Of course, we dressed up those numbers to fit in with the times in the 21st century, to see if we can intrigue those kids. I'm sure we will because nobody can remain indifferent to pure emotion.

Which of your musical and acting performances would you like to highlight?

There are many concerts that I'll remember forever. Like the New Year's concert in Vranje when we had about 40cm of snow-fall in less than 20 minutes. The organizers were ready to postpone but we didn't let that happen because we had a massive audience show up. We played for 2 hours and 15 minutes and carried on as though it was 40 degrees.

I'll also always remember the unplugged concert within the "Ratkovicevi dani" manifestation in Bijelo polje. We had between 300-350 people in the hall. The concert had turned into some kind of emotional rock'n'roll cabaret where half of the audience were crying. We had a full 3-minute applause and had to return for encores. Something inside of me broke open back then. It was really unforgettable.

As far as theatre is concerned, any time I remember the play "Tesla and the battle of the magnetic field" that we did on the great stage of the National Theatre, it pains my heart to know it was discontinued. This was a play that would sell out of seats up to four months in advance. The director of the National theatre helped us out a lot with the play, as well as Leontina who did the music and the city authorities who came up with the funds to finalize it.

It was a play for which parents fought grandparents over who gets to take the kids to see it, because everyone enjoyed it.

I kind of miss acting. I didn't do many movies in my time and I feel that's something I'd really like to get up to. I regret not having the opportunity to participate in certain movies and shows. For example, I regret that they didn't find me suitable for any roles for the TV series "Balkan", or that I never got to appear in a single shot of "Tri palme za dve bitange i ribicu". For me those are cult hits that have been marginalized.

What are your plans moving ahead? The pandemic situation definitely disrupted everything - especially since you yourself recovered from COVID-19 and also suffered a mishap with a broken leg.

On the day of 11th of March we had 17 scheduled concerts. The state of emergency was declared a few days after and on the 23rd I was already at the infection clinic. We had also scheduled around 10 performances of the play "Sex Bomb", organized and directed by Rade Vukotic and all of that had to be moved.

We had negotiations around the end of July for some concerts in Banja Luka and Macedonia, but those also fell through. It's very daunting to attempt and plan anything in the current situation but we are working on it.

Currently we are designing the cover for our upcoming album and planning to do a music video with Ivana Peters for the song "Gde si" that we covered, which is like a dream come true for me. Her type of voice is something God rarely sends down upon this earth.

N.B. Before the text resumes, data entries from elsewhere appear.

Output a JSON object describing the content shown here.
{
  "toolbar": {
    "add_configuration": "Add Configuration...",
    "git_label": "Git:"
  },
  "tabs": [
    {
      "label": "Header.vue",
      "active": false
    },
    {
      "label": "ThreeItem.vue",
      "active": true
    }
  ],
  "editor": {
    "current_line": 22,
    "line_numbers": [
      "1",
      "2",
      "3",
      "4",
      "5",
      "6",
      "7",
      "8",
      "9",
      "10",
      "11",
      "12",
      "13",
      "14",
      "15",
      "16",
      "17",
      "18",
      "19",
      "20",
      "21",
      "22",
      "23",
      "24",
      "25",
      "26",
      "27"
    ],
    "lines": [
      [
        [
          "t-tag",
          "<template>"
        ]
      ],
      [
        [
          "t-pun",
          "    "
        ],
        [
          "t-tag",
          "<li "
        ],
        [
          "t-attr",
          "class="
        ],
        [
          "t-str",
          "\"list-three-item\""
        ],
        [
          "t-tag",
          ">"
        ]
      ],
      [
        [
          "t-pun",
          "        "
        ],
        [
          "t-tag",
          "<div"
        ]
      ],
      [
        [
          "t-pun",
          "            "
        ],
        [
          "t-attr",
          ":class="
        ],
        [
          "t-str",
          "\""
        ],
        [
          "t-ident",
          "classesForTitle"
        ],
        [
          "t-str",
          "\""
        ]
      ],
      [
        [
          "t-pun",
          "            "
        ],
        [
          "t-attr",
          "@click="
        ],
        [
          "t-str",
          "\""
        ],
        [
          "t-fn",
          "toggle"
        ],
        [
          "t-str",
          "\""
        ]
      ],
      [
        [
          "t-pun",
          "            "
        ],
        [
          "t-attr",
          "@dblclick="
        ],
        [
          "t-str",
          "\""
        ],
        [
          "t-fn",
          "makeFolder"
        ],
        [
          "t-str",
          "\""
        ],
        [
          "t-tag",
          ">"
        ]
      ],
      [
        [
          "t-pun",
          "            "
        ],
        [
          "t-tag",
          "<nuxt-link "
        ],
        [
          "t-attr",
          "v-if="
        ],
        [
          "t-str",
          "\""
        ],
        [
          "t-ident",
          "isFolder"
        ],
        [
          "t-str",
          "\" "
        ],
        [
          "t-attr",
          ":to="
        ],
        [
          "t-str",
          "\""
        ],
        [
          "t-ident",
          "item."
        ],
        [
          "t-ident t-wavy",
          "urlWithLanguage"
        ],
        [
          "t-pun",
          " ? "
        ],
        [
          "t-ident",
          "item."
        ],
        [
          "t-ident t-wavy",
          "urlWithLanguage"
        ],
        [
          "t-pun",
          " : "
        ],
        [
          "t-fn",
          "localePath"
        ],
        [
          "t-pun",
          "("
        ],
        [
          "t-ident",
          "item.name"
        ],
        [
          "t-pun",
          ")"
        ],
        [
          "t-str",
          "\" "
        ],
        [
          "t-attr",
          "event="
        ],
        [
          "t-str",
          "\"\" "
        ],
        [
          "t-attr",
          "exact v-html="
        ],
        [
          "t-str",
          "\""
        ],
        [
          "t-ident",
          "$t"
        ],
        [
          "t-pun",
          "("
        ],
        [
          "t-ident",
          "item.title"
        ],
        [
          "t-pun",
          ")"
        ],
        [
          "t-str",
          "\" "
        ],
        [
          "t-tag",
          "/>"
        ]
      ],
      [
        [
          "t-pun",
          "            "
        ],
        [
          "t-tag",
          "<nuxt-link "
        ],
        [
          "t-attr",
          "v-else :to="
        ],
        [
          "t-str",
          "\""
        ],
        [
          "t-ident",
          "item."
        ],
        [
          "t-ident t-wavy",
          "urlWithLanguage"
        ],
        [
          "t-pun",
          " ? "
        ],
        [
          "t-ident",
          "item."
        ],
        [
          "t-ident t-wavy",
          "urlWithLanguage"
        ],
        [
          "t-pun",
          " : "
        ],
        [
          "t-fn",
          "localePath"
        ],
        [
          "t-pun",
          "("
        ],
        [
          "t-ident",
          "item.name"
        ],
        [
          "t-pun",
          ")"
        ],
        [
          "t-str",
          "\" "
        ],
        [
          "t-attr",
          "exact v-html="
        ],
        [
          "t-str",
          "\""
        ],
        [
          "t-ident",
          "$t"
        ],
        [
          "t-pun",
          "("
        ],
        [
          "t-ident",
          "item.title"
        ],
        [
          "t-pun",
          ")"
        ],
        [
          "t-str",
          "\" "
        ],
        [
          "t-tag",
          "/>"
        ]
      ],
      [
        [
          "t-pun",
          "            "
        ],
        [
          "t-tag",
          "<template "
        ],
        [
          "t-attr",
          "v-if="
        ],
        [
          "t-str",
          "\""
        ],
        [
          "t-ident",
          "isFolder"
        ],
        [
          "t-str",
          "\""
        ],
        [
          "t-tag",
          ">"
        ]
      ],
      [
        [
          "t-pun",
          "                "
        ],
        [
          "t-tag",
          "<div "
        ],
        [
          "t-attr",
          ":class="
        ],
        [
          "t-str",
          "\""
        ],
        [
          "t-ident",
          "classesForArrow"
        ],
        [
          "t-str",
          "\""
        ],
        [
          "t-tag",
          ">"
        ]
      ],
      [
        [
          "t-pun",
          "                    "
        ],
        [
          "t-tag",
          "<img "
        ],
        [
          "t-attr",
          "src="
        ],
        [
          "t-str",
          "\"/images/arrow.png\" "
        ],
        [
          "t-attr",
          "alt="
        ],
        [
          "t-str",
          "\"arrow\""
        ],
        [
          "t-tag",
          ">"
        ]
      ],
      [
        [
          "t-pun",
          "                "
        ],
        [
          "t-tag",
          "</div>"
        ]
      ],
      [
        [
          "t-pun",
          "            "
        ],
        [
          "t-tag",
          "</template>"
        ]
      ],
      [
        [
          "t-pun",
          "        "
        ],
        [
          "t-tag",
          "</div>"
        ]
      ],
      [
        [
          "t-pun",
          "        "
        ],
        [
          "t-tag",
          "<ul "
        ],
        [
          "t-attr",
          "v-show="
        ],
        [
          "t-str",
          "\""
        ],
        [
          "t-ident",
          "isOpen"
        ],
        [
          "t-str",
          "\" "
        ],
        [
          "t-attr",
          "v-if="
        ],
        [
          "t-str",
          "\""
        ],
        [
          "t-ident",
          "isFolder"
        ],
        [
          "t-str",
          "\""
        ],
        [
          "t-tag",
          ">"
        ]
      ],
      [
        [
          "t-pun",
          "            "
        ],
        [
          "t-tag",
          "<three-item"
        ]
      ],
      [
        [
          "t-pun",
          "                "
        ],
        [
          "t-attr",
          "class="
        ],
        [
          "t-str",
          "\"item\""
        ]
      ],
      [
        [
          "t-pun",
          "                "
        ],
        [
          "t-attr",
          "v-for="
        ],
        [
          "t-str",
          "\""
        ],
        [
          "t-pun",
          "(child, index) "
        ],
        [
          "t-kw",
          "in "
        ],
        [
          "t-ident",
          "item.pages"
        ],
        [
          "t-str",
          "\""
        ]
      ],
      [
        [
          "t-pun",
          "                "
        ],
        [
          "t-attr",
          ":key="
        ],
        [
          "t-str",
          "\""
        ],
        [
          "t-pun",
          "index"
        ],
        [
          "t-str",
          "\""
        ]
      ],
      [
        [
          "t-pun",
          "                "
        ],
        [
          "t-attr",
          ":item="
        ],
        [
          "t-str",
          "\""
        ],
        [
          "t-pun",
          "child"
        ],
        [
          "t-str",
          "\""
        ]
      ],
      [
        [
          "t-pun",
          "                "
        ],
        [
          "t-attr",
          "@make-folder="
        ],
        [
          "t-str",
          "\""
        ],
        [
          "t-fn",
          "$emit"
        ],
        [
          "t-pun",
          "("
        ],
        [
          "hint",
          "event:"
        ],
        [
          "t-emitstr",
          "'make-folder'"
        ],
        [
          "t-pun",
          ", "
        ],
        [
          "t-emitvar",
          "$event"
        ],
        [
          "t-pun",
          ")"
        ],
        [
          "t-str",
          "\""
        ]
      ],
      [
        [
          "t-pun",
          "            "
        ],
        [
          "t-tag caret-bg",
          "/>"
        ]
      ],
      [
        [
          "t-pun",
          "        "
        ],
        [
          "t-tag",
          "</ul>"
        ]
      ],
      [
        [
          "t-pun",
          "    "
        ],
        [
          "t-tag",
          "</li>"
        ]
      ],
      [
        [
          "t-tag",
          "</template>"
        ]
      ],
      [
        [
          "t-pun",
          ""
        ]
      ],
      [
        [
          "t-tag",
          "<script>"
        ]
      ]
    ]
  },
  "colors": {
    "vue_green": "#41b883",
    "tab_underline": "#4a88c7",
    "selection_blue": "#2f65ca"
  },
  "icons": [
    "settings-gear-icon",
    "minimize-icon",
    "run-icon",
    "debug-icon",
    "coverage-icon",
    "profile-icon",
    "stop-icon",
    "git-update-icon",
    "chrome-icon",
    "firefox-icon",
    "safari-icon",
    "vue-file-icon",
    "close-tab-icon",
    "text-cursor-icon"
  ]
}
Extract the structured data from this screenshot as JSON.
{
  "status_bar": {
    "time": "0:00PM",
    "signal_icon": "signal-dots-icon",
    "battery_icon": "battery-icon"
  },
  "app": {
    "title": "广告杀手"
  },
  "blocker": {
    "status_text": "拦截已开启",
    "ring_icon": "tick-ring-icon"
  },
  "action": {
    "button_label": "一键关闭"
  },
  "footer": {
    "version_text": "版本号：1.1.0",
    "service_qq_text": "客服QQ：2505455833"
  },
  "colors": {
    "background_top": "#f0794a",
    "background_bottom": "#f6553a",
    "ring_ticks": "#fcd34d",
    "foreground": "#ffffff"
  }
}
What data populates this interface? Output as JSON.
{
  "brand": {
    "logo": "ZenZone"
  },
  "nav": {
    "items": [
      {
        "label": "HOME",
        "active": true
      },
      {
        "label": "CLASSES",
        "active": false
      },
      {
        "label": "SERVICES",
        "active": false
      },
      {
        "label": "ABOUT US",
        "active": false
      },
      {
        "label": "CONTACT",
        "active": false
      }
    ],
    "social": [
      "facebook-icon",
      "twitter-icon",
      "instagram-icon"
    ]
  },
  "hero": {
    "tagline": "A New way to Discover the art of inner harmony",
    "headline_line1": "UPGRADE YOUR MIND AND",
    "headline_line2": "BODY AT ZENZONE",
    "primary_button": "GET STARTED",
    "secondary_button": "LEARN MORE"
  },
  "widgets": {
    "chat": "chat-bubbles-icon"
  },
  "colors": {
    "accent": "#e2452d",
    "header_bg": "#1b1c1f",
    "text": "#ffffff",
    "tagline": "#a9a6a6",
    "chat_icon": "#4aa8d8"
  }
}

We also continue to film Zvezde Granda in September - the most viewed show in the Balkans.

Now, with my soon to be 56 years of age, I am running the final lap for my kid, my Ana and the young people in my band who've been with me for 18 years now. How long that lap will be depends on me alone and I'm gunning for at least 15 more good years. I go to the gym regularly because physical fitness builds character and psychological stability, especially in our current situation. It also helps me do my best on stage. I don't accept ever being limited in what is rock'n'roll, the stage and my signing. I have to give my band what they need from me because they always give me more than I could ever hope for.

Rock'n'roll is my last oasis of non-political, non-economic, but emotional freedom. Bajaga said it back in the day and it's still true to the max: "What force rules the world when hippies in their 50's scare their children with bombs, bombs and catacombs".

What an incredible truth.